Among other things, I am spending a chunk of each day just now reading the page proofs for the second edition of my anthology After the New Testament.   “Page proofs” are the type-set pages as they are ready to appear in the printed book.   This is the last chance an author has to catch mistakes, typos, and so on.  The new edition of this book is fairly long– over 550 pages – and reading proofs is one of the very least interesting parts of the job.  It’s a serious pain in the neck.   The press also (typically – depending on the press) employs a proof-reader; but no one can catch everything, and there are certainly typographical errors that will not be caught.   In the first edition of this particular book, in the opening lines of the Gospel of Peter, where “King Herod,” Jesus arch-enemy, is introduced, my text was printed as “Kind Herod.”   Ai yai yai….

In any event, as I mentioned back in January, and then again in May, there are sixteen chapters in this new second edition.  Each one deals with a different aspect of early Christianity (100 – 300 CE), for example, one on the pagan assaults on Christianity, one on the relationship between  orthodoxy and heresy, one on the development of early Christian liturgy and worship, one on the rise of Christian anti-Judaism, and so on.   Each section has a short introduction to the topic, written, of course, from a historical perspective; and then there follow a set of readings of primary texts (i.e., Christian texts of the second and third century) that I’ve chosen as particularly illustrative of the topic.   Unlike some of the other books that are kind of like this, I do not give large numbers of small snippets of text to illustrate this or that point.  I give either complete texts (all of the Gospel of Peter, e.g.) or large chunks of texts (when the full text is really too much – which is quite often the case.)

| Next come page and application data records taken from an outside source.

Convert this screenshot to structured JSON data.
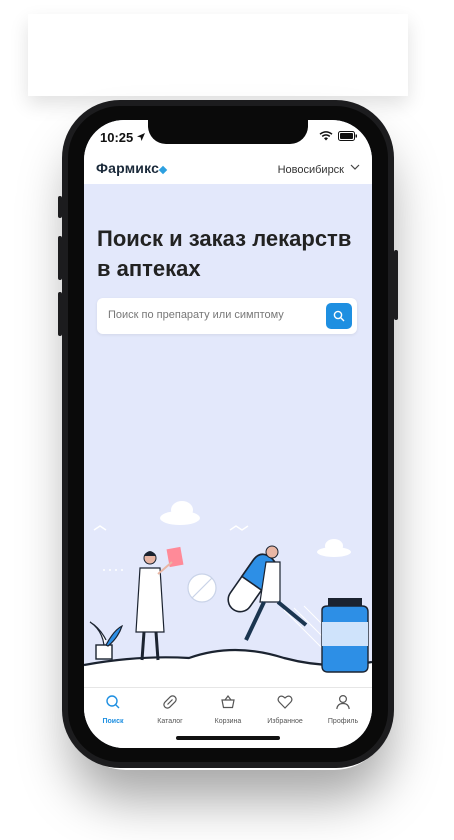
{
  "status_bar": {
    "time": "10:25"
  },
  "header": {
    "logo": "Фармикс",
    "city": "Новосибирск"
  },
  "hero": {
    "title": "Поиск и заказ лекарств в аптеках"
  },
  "search": {
    "placeholder": "Поиск по препарату или симптому"
  },
  "tabs": [
    {
      "label": "Поиск",
      "icon": "search-icon",
      "active": true
    },
    {
      "label": "Каталог",
      "icon": "pill-icon",
      "active": false
    },
    {
      "label": "Корзина",
      "icon": "basket-icon",
      "active": false
    },
    {
      "label": "Избранное",
      "icon": "heart-icon",
      "active": false
    },
    {
      "label": "Профиль",
      "icon": "person-icon",
      "active": false
    }
  ],
  "colors": {
    "accent": "#1e8fe1",
    "hero_bg": "#e3e8fb",
    "logo_dot": "#2da0e0"
  }
}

In this second edition I have…

FOR THE REST OF THIS POST, go to your paid membership site.  If you don’t belong yet, GET WITH THE PROGRAM!!!

Member Content Continues: